Unlike other herbs grown for medicinal tea, lavender doesn’t tend to do well indoors because it can’t get enough light to bloom. In areas with good soil and lots of sun, lavender can be grown either in containers or as a hedge border.
Lavender flowers can be harvested for tea in mid-summer, from June through July.
What Does Lavender Tea Taste Like?
Lavender tea has a distinctive floral flavor with some hints of rosemary and mint, two aromatic herbs related to it. The aftertaste of lavender is slightly bitter, leading some lavender tea drinkers to mellow the drink’s flavor with sweeteners such as raw honey.
If you think the taste of pure lavender tea may be too much for you, try brewing up a steaming mug of my London Fog Tea Latte, which has just a hint of lavender mixed with black tea.
Health Benefits of Lavender Tea
While many people enjoy drinking lavender tea for its pleasant aroma and floral flavor, lavender tea is also appreciated for its many health benefits. Lavender is full of polyphenols and other botanical chemicals that can help reduce disease and improve your well-being.
Here are just a few of the health benefits associated with drinking lavender tea:
- Improved mood: Lavender can alleviate mild anxiety and depression. For people who suffer from mild mood disorders, taking lavender tea daily can increase their mental resilience and put them in a better headspace.
- Sleep aid: Along with relaxing the mind, lavender can also help relax your body. Lavender induces drowsiness and is a good option for an evening tea to help create physical relaxation.

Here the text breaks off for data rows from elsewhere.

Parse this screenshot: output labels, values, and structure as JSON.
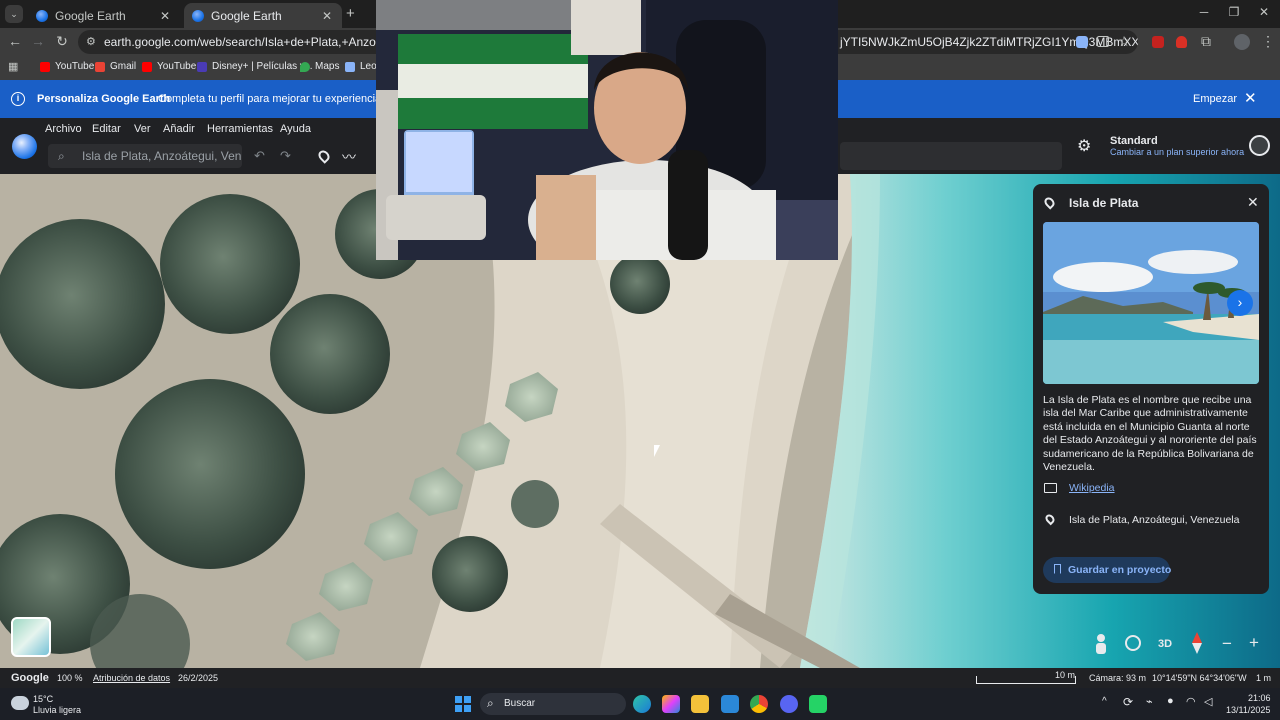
{
  "browser": {
    "tabs": [
      {
        "title": "Google Earth",
        "active": false
      },
      {
        "title": "Google Earth",
        "active": true
      }
    ],
    "url_visible_left": "earth.google.com/web/search/Isla+de+Plata,+Anzoátegui,+Venez",
    "url_visible_right": "jYTI5NWJkZmU5OjB4Zjk2ZTdiMTRjZGI1YmQ3MBmXX...",
    "bookmarks": [
      {
        "label": "YouTube",
        "color": "#ff0000"
      },
      {
        "label": "Gmail",
        "color": "#ea4335"
      },
      {
        "label": "YouTube",
        "color": "#ff0000"
      },
      {
        "label": "Disney+ | Películas y...",
        "color": "#4a3bb5"
      },
      {
        "label": "Maps",
        "color": "#34a853"
      },
      {
        "label": "Leon",
        "color": "#5f6368"
      }
    ]
  },
  "banner": {
    "title": "Personaliza Google Earth",
    "text": "Completa tu perfil para mejorar tu experiencia",
    "action": "Empezar"
  },
  "menubar": {
    "items": [
      "Archivo",
      "Editar",
      "Ver",
      "Añadir",
      "Herramientas",
      "Ayuda"
    ],
    "search_value": "Isla de Plata, Anzoátegui, Venezu",
    "plan_title": "Standard",
    "plan_link": "Cambiar a un plan superior ahora"
  },
  "panel": {
    "title": "Isla de Plata",
    "description": "La Isla de Plata es el nombre que recibe una isla del Mar Caribe que administrativamente está incluida en el Municipio Guanta al norte del Estado Anzoátegui y al nororiente del país sudamericano de la República Bolivariana de Venezuela.",
    "source_link": "Wikipedia",
    "address": "Isla de Plata, Anzoátegui, Venezuela",
    "save_button": "Guardar en proyecto"
  },
  "map_controls": {
    "mode_3d": "3D"
  },
  "statusbar": {
    "brand": "Google",
    "zoom": "100 %",
    "attribution": "Atribución de datos",
    "date": "26/2/2025",
    "scale": "10 m",
    "camera": "Cámara: 93 m",
    "coords": "10°14'59\"N 64°34'06\"W",
    "elevation": "1 m"
  },
  "taskbar": {
    "weather_temp": "15°C",
    "weather_desc": "Lluvia ligera",
    "search_placeholder": "Buscar",
    "time": "21:06",
    "date": "13/11/2025"
  },
  "colors": {
    "accent": "#8ab4f8",
    "banner": "#1a5fc7",
    "panel_bg": "#202124",
    "save_button_bg": "#1f3a5c"
  }
}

- Muscle cramp relief: Lavender possesses anti-inflammatory and analgesic properties to relieve mild aches and pains. It is also useful for helping to alleviate the abdominal cramps associated with menstruation.
- Better complexion: Lavender is commonly included in cosmetics because its antimicrobial properties make it useful in cleansers and detoxifying formulas. It can be used to treat inflammatory skin disorders such as acne and dry skin.
Lavender can improve your health in several different ways, and it’s safe to drink for most people unless they’re allergic to it. Even if you don’t drink lavender tea on its own, adding dried lavender to other tea blends can help you access its nutritional advantages.
How to Brew Lavender Tea
Lavender tea can be brewed either from commercially-produced tea bags, readily available lavender blossoms, or from lavender grown in your own yard. Lavender can be brewed either right off the plant or after the flower blossoms have been dried.
If you choose to purchase dried lavender, make sure it’s marked culinary grade so you know it’s safe to ingest.
If you want to grow your own lavender, make sure your plants are not exposed to inorganic fertilizers and insecticides. Otherwise, these chemicals could contaminate your tea.
To make a mug of lavender tea, follow this easy recipe:
- Heat the water. To make a cup of lavender tea, bring eight ounces of filtered water to a boil in a small saucepan or tea kettle.
- Add the lavender. Add two tablespoons of dried lavender blossoms to the boiling water, remove from heat, and allow it to steep for eight to ten minutes. The longer the lavender blossoms are left in the water, the stronger the tea will become. You can use either lavender tea bags or loose lavender flowers in a tea infuser.
- Remove the lavender and serve. Discard the used lavender blooms and serve the tea into cups or mugs. Lavender tea can be served either hot or cold. Optionally, you can add lemon and honey to lavender tea to mellow its bitter aftertaste.
If you want to serve lavender tea cold, make 4-6 cups of lavender tea, pour them into a pitcher, and chill it in the refrigerator. Lavender can be mixed with butterfly pea flowers and lemon juice to give the tea a beautiful purple color.
Lavender Is a Soothing Tea for Bedtime
Lavender tea is one of the best herbal teas you can take if you are dealing with stress or the minor aches and pains associated with a long day of work. Brew up this aromatic drink before bed and feel the stress of your day melt away.